It's springtime!! Trees are budding, crocuses are blooming, and daffodils too! And it's raining. But hey, it's not snowing! The trees and hedges have tiny bright green leaves that from a distance make the trees and hedges look as if they have a haze sitting in their branches.

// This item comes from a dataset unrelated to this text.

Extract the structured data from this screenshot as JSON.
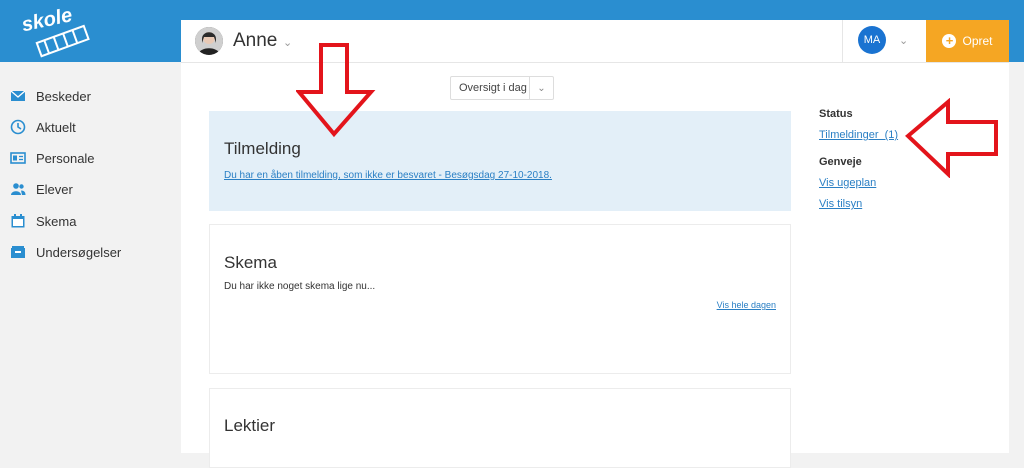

So, I've been reading a lot lately. Still recovering from the cough from hell, sorta. Have you ever read a book, an essay, an article- anything really where every so often you have to put it down and contemplate the sentence or passage you just read? Not just because there were about ten commas and you have to try to figure out what the writer just said. But rather because that sentence or passage was so well crafted that you need to stop and take moment to marvel at it in wonder. The book I just finished reading is "Housekeeping" and some years ago was adapted into a movie. The movie was really very good, but like most movies doesn't hold a candle to the book. The entire book is written so well, in that "I must stop and think about what I just read" sort of way. The author's name is something like Maryieleen Robertson, or Robinson (the book is at my place and I am currently sitting in my mother's living room). I highly recommend the book. It's about two young girls and is written from the perspective of one of them.

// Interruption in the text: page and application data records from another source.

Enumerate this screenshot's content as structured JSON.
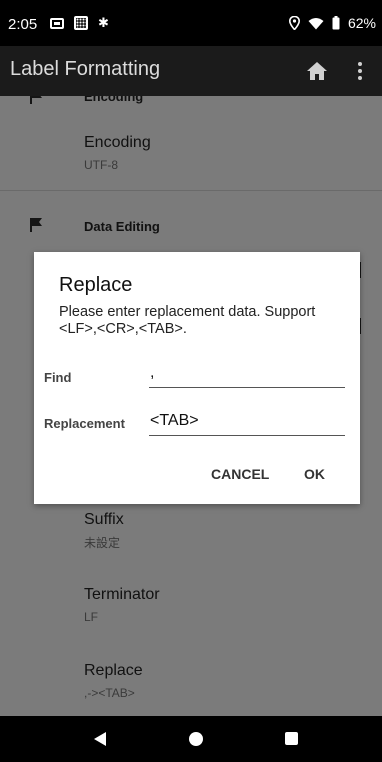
{
  "status": {
    "time": "2:05",
    "battery": "62%",
    "icons": [
      "cast-icon",
      "keyboard-icon",
      "bluetooth-icon",
      "location-icon",
      "wifi-icon",
      "battery-icon"
    ]
  },
  "appbar": {
    "title": "Label Formatting",
    "icons": [
      "home-icon",
      "more-vert-icon"
    ]
  },
  "list": {
    "partial_category": "Encoding",
    "encoding": {
      "title": "Encoding",
      "summary": "UTF-8"
    },
    "data_editing_category": "Data Editing",
    "suffix": {
      "title": "Suffix",
      "summary": "未設定"
    },
    "terminator": {
      "title": "Terminator",
      "summary": "LF"
    },
    "replace": {
      "title": "Replace",
      "summary": ",-><TAB>"
    }
  },
  "dialog": {
    "title": "Replace",
    "message": "Please enter replacement data. Support <LF>,<CR>,<TAB>.",
    "find_label": "Find",
    "find_value": ",",
    "replacement_label": "Replacement",
    "replacement_value": "<TAB>",
    "cancel_label": "CANCEL",
    "ok_label": "OK"
  },
  "colors": {
    "appbar_bg": "#1b1b1b",
    "scrim_content": "#7b7b7b",
    "dialog_bg": "#ffffff"
  }
}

Last night my mother and I watched the ultimate in mother-daughter movies. "Grey Gardens". We're both still a little bit in shock I think. Sometimes a movie can hit a little too close to home. Not that she and I are like to end up living in a ramshackle house feeding raccoons and wearing skirts on our heads. But the way they sort of depended on each other, and the manner in which they spoke to each other is very much like Mama Bird and myself. Although, if I start calling her "Mother Darling" she may have me committed. Not that I could blame her.
To go with this movie Mama Bird and I attempted to have a "meal" that was fitting with the movie (It was on cable). We got truffle mouse (we couldn't find pate or foie gras), capers, and white bread. We also got cream cheese and put caviar over it along with some red onions. The type of caviar used was red lumpfish, found on the shelf next to the canned tuna. This is the type that you're SUPPOSED to use. Now I had had this before and liked it. Apparently my tastes have changed somewhat, because it was awful. All of it. We got a bag of ruffles and called it even.

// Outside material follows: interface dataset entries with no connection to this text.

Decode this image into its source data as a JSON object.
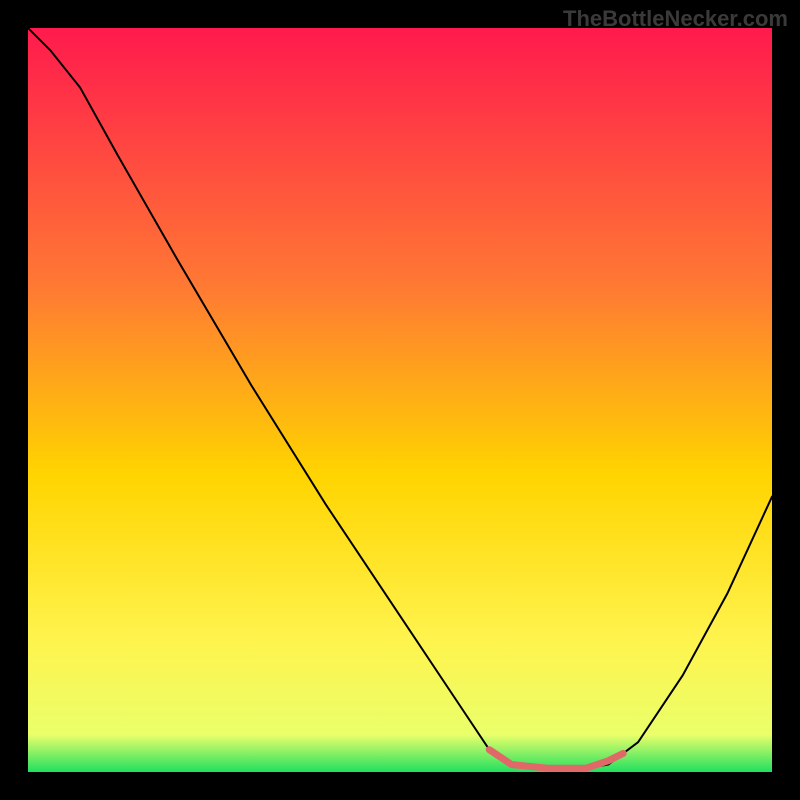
{
  "watermark": "TheBottleNecker.com",
  "chart_data": {
    "type": "line",
    "title": "",
    "xlabel": "",
    "ylabel": "",
    "xlim": [
      0,
      100
    ],
    "ylim": [
      0,
      100
    ],
    "gradient_stops": [
      {
        "offset": 0,
        "color": "#ff1a4d"
      },
      {
        "offset": 35,
        "color": "#ff7a33"
      },
      {
        "offset": 60,
        "color": "#ffd400"
      },
      {
        "offset": 82,
        "color": "#fff34d"
      },
      {
        "offset": 95,
        "color": "#eaff6a"
      },
      {
        "offset": 100,
        "color": "#20e060"
      }
    ],
    "series": [
      {
        "name": "curve",
        "color": "#000000",
        "width": 2,
        "points": [
          {
            "x": 0,
            "y": 100
          },
          {
            "x": 3,
            "y": 97
          },
          {
            "x": 7,
            "y": 92
          },
          {
            "x": 12,
            "y": 83
          },
          {
            "x": 20,
            "y": 69
          },
          {
            "x": 30,
            "y": 52
          },
          {
            "x": 40,
            "y": 36
          },
          {
            "x": 50,
            "y": 21
          },
          {
            "x": 58,
            "y": 9
          },
          {
            "x": 62,
            "y": 3
          },
          {
            "x": 65,
            "y": 1
          },
          {
            "x": 70,
            "y": 0.5
          },
          {
            "x": 75,
            "y": 0.5
          },
          {
            "x": 78,
            "y": 1
          },
          {
            "x": 82,
            "y": 4
          },
          {
            "x": 88,
            "y": 13
          },
          {
            "x": 94,
            "y": 24
          },
          {
            "x": 100,
            "y": 37
          }
        ]
      },
      {
        "name": "highlight",
        "color": "#e06868",
        "width": 7,
        "points": [
          {
            "x": 62,
            "y": 3
          },
          {
            "x": 65,
            "y": 1
          },
          {
            "x": 70,
            "y": 0.5
          },
          {
            "x": 75,
            "y": 0.5
          },
          {
            "x": 78,
            "y": 1.5
          },
          {
            "x": 80,
            "y": 2.5
          }
        ]
      }
    ]
  }
}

Speaking of food, today being Sunday, it is a cooking day for me. And spring having sprung, we're having morel mushrooms. This will be the only meal where we buy morels. Because morels are insanely expensive. So for dinner tonight we are having pasta (hand made earlier this afternoon) in a light cream sauce with sauteed morels.
To make the pasta one needs a pasta roller. And cutter. Then it's just a pound of flour (about 4ish cups) and 5 eggs.
Mix, roll, cut, and allow to dry for a few hours. Then just cook the same way you would any pasta.
The morels and the sauce are likewise easy. Sauté the morels in butter. You might want to do that last, because it doesn't take long at all. For the sauce you take a small amount of butter, melt it in a sauce pan, add grated parmesan and heavy cream. Not very much of either, you don't want to overpower the mushrooms, but enough to sort of lightly coat you pasta when you serve it. I add a little (tiny) bit of garlic to the sauce and this time will be adding the barest of pinches of white truffle salt. For those of you who really like cooking, and who like really fancy food, white truffle salt will be your new best friend. It's about $15 for a 2 oz jar, but you literally only need to use a teeny tiny pinch to give whatever dish you're making a very rich flavor. That 2 oz jar should last me about 2 or 3 YEARS. Even if I used it more often, I don't think I could use it all by then! Check with your local specialty spice shop to see if you can find it, otherwise google it. I got mine from The Spice House in Chicago (a place that smells like I imagine heaven does).
--Little Bird is contemplative